Over the centuries, Siberias’ inhabitants, including its ethnic Russian population, developed a very distinctive identity—a sort of swash-buckling frontier spirit akin to the American pioneers. But, a sense of nationalism really began to grow in the region after the publication of Siberia as a Colony by the great Russian explorer Nikolai Yadrintsev. In his book, Yadrintsev argued that the Russian tsar was exploiting Siberia’s abundant natural resources through an unfair trade and revenue system. As one example, until 1913, a strict tariff plan was in place to reduce competition between grain producers in European and Siberian Russia. In order to make European Russian grain more attractive, the price for Siberian grain was set 30% higher, both in the Russian empire and international markets.

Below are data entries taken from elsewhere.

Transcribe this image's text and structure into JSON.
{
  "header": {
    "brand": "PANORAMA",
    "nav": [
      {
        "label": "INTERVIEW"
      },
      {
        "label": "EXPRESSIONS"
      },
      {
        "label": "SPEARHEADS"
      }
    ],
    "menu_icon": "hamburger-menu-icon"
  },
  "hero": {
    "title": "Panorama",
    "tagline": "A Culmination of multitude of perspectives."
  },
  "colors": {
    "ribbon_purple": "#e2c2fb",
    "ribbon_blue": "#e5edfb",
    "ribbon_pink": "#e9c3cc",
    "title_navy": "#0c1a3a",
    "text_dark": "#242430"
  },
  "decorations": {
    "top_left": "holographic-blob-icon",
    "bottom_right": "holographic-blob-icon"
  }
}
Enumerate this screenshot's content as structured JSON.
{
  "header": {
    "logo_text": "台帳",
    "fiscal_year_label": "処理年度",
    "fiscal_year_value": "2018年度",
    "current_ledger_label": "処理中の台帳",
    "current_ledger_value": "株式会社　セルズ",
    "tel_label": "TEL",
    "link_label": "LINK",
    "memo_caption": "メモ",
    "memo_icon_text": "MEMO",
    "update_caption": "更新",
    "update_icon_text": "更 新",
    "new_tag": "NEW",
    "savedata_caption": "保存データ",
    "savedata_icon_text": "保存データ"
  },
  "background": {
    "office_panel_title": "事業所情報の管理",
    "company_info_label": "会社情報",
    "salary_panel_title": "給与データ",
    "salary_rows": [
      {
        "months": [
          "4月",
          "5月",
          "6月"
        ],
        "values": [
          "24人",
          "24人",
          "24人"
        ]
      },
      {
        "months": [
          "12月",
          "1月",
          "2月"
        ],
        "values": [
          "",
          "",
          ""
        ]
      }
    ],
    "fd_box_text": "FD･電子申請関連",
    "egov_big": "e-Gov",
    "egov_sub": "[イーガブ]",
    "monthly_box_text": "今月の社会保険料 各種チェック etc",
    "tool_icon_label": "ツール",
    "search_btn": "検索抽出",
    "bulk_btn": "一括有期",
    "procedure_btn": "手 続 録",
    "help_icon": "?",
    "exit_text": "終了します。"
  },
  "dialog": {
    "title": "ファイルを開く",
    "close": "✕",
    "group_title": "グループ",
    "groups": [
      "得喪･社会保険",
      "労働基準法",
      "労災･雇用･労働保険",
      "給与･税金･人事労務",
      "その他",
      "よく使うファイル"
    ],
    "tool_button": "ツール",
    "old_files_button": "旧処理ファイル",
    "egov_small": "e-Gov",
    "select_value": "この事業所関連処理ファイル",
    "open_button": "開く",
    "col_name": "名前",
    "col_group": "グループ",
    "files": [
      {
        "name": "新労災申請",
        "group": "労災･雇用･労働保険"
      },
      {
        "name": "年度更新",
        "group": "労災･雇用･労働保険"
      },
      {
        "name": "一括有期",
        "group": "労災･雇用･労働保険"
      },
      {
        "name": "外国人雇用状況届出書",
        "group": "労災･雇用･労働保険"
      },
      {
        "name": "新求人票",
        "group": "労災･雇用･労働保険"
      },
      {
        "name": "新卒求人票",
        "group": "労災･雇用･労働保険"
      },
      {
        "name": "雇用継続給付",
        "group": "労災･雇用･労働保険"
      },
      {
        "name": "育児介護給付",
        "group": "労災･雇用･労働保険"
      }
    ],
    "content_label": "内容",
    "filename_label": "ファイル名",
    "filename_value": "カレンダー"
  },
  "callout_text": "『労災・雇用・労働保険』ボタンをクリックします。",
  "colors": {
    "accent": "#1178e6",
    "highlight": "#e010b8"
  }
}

These tensions between Moscow and Siberia are still evident today. In 2012, for example, the Siberian region of Tomsk delivered 130 billion rubles in tax revenue to Moscow, but received just 10.3 billion rubles in investment from the Russian government. In order to satisfy its fiscal needs, the region was forced to take on loans from commercial banks. Since 2004, Vladimir Putin’s centralizing reforms have also given the Russian government more control over selecting regional governors, transforming these officials into “mouthpieces of federal policy” and inflaming hostility toward Moscow.

Interestingly, as the Siberian national movement has grown, it has become particularly strong among the region’s ethnic Russian population, with indigenous groups more rooted and connected to local towns and villages. For example, in a survey taken in Buryatia (one of the largest autonomous republics in Siberia), only 42 indigenous Buryats out of a total population of 286,839 were willing to identify themselves as Siberian.

The national movement is especially potent in larger Siberian cities with intellectual centers—like Novosibirsk, Tomsk, Omsk, and Irkutsk. In Novosibirsk, a major rally under the slogan “Stop Feeding Moscow!” was held in Oct. 2011, demanding a change in tax allocation mechanisms, so that regions like Siberia can claim larger shares of hydrocarbon revenues. The movement was unsuccessful, but with 90% of Russian natural gas and over 70% of oil produced in Siberia, the event seriously ruffled Moscow’s feathers.

In Aug. 2014, central authorities banned a proposed “March for the Federalization of Siberia,” also in Novosibirsk, with several organizers arrested and a widespread media blackout imposed on the region. Putin justified the crackdown by playing up common fears among Russian nationalists about outside powers annexing Siberia and shattering the Russian state. As The New York Times quoted the Russian president as saying, “We have heard that it is unfair that the whole of Siberia, with its immense resources, belongs to Russia. So it is fair to snatch Texas from Mexico, but it is unfair that we are working on our own land?”

Talk of political conspiracies about outside enemies and fifth columns will only go so far, however. If the status quo continues—and Siberians continue to feel exploited by the central governmen—the Russian Federation may be faced with a serious political crisis.